Here's the cover of a book I've just come across. I've been concerned about the relative absence of the affluent from the military for some time. Here's a blurb:
And here's something I didn't know:
Military service was once taken for granted as a natural part of good citizenship, and Americans of all classes served during wartime. Not anymore. As Kathy Roth-Douquet and Frank Schaeffer assert in this groundbreaking work, there is a glaring disconnect between the "all volunteer military" and the rest of us. And as that gap between the cultural "elite" and military rank-and-file widens, our country faces a dangerous lack of understanding between those in power and those who defend our way of life.
I agree. I've long believed in universal service. Those who are truly consciencious objectors can do some kind of humanitarian work. But all our young people need to be brought up with the idea that life is not just about getting ahead but is also about giving back.

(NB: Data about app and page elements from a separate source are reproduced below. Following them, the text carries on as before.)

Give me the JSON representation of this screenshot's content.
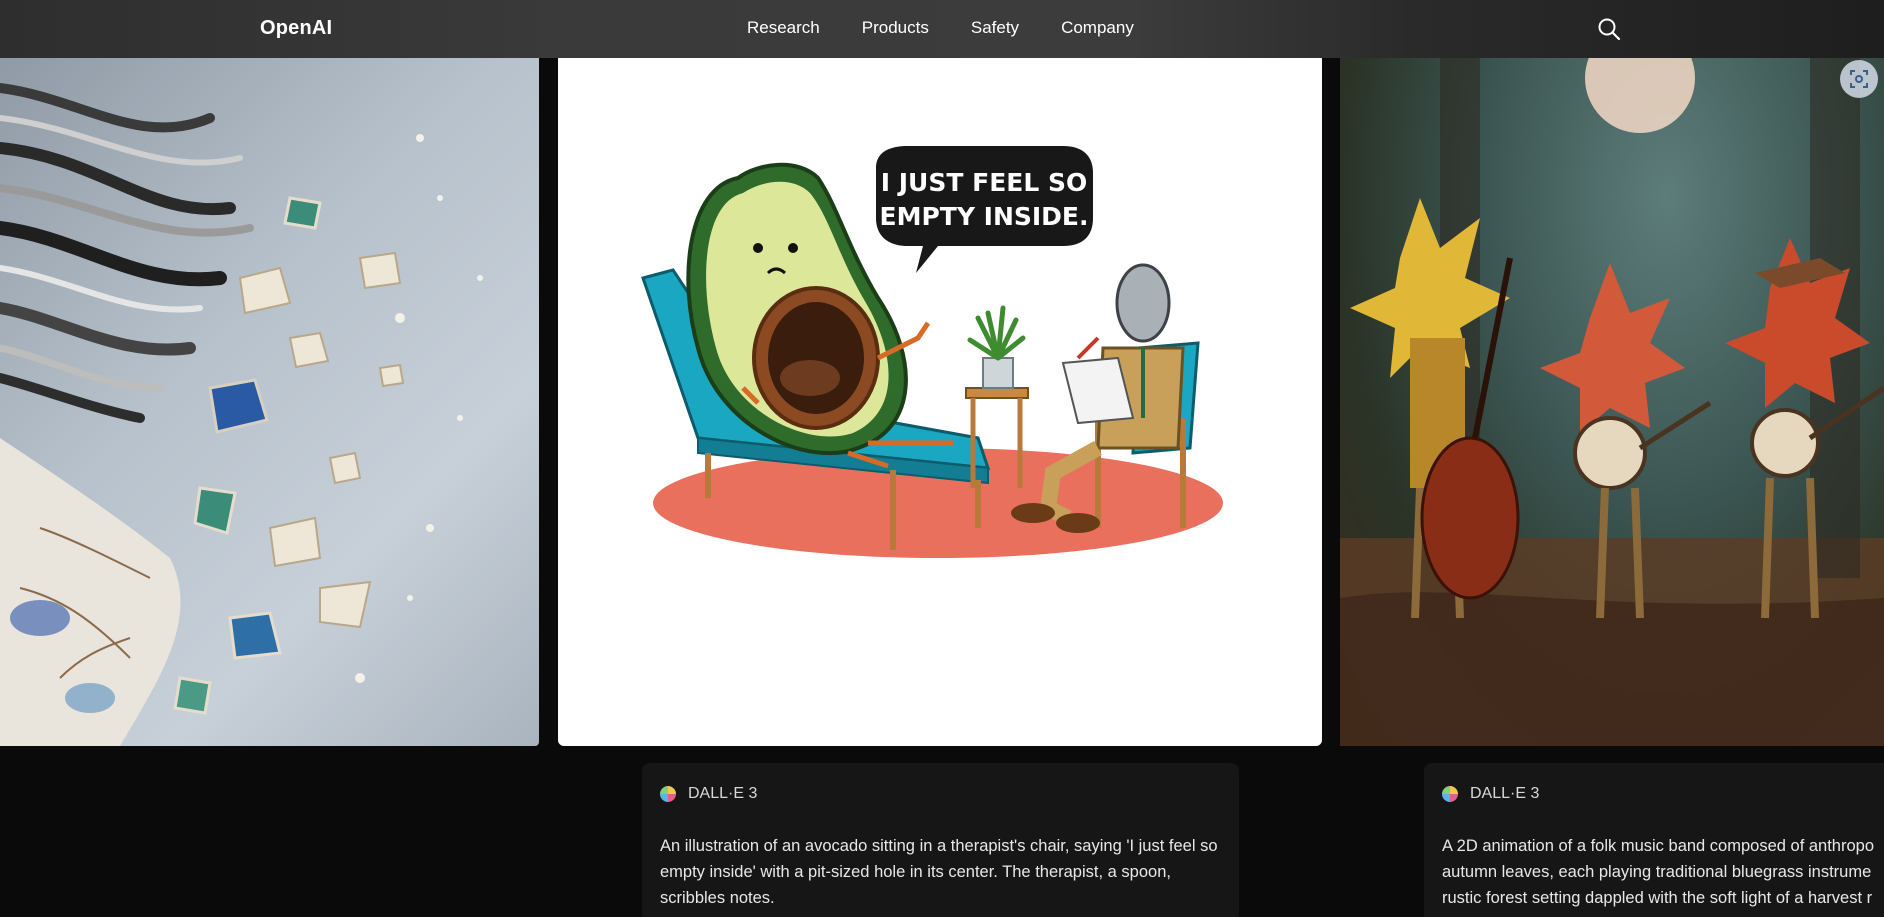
{
  "nav": {
    "logo": "OpenAI",
    "links": [
      "Research",
      "Products",
      "Safety",
      "Company"
    ],
    "search_icon": "search-icon"
  },
  "gallery": {
    "center_illustration": {
      "speech_bubble": "I JUST FEEL SO EMPTY INSIDE."
    }
  },
  "captions": [
    {
      "model": "DALL·E 3",
      "text": "An illustration of an avocado sitting in a therapist's chair, saying 'I just feel so empty inside' with a pit-sized hole in its center. The therapist, a spoon, scribbles notes."
    },
    {
      "model": "DALL·E 3",
      "text_lines": [
        "A 2D animation of a folk music band composed of anthropo",
        "autumn leaves, each playing traditional bluegrass instrume",
        "rustic forest setting dappled with the soft light of a harvest r"
      ]
    }
  ],
  "colors": {
    "nav_bg": "#383838",
    "page_bg": "#0a0a0a",
    "card_bg": "#161616"
  }
}
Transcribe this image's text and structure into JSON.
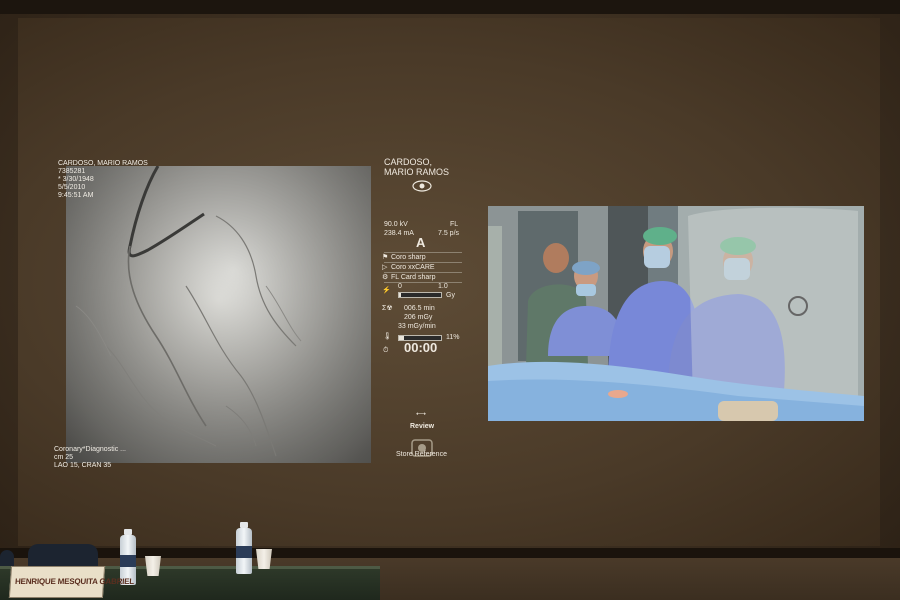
{
  "fluoro": {
    "overlay_top": [
      "CARDOSO, MARIO RAMOS",
      "7385281",
      "* 3/30/1948",
      "5/5/2010",
      "9:45:51 AM"
    ],
    "overlay_bottom": [
      "Coronary*Diagnostic ...",
      "cm 25",
      "LAO 15, CRAN 35"
    ]
  },
  "panel": {
    "patient_name_1": "CARDOSO,",
    "patient_name_2": "MARIO RAMOS",
    "eye_icon": "eye-icon",
    "kv": "90.0 kV",
    "fl": "FL",
    "ma": "238.4 mA",
    "pps": "7.5 p/s",
    "mode": "A",
    "protocols": [
      "Coro sharp",
      "Coro xxCARE",
      "FL Card sharp"
    ],
    "dose_scale_min": "0",
    "dose_scale_max": "1.0",
    "dose_unit": "Gy",
    "dose_fill": 0.05,
    "time": "006.5 min",
    "dose": "206 mGy",
    "rate": "33 mGy/min",
    "percent": "11%",
    "percent_fill": 0.11,
    "timer": "00:00",
    "review_label": "Review",
    "store_label": "Store Reference"
  },
  "nameplate": "HENRIQUE MESQUITA GABRIEL"
}
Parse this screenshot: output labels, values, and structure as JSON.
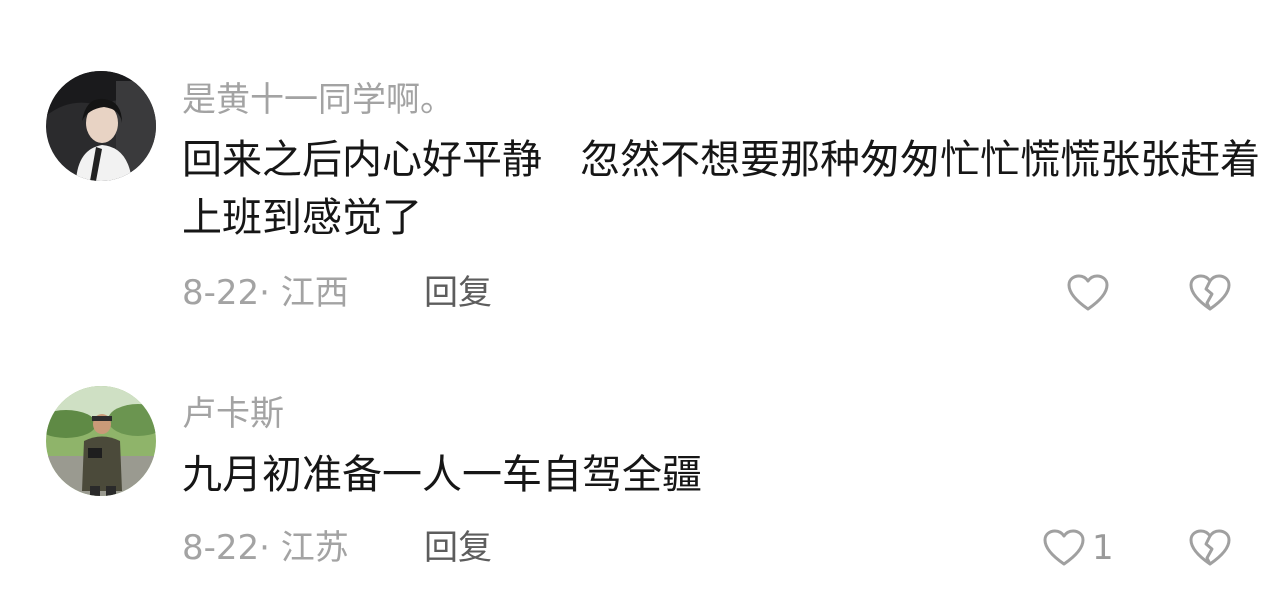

In World War I, the United States imposed a military draft for a reason that seems strange today: to prevent too many of the nation's most privileged citizens from rushing toward the sound of the guns. A draft would spread sacrifice beyond the elite, went the argument, and ensure that the country didn't lose too many future leaders. Contrast this with the run-up to the Iraq War in 2003, when the New York Civil Liberties Union challenged a federal law allowing military recruiters to contact graduating seniors at public high schools. "Students," the organization's executive director said, "have a right to not be bothered by aggressive military recruiters."
In 1956, 400 of Princeton's 750 graduates served in uniform. By 2004, only nine members of the university's graduating class entered the military.
"When those who benefit most from living in a country contribute the least to its defense and those who benefit least are asked to pay the ultimate price, something happens to the soul of that country," write the authors.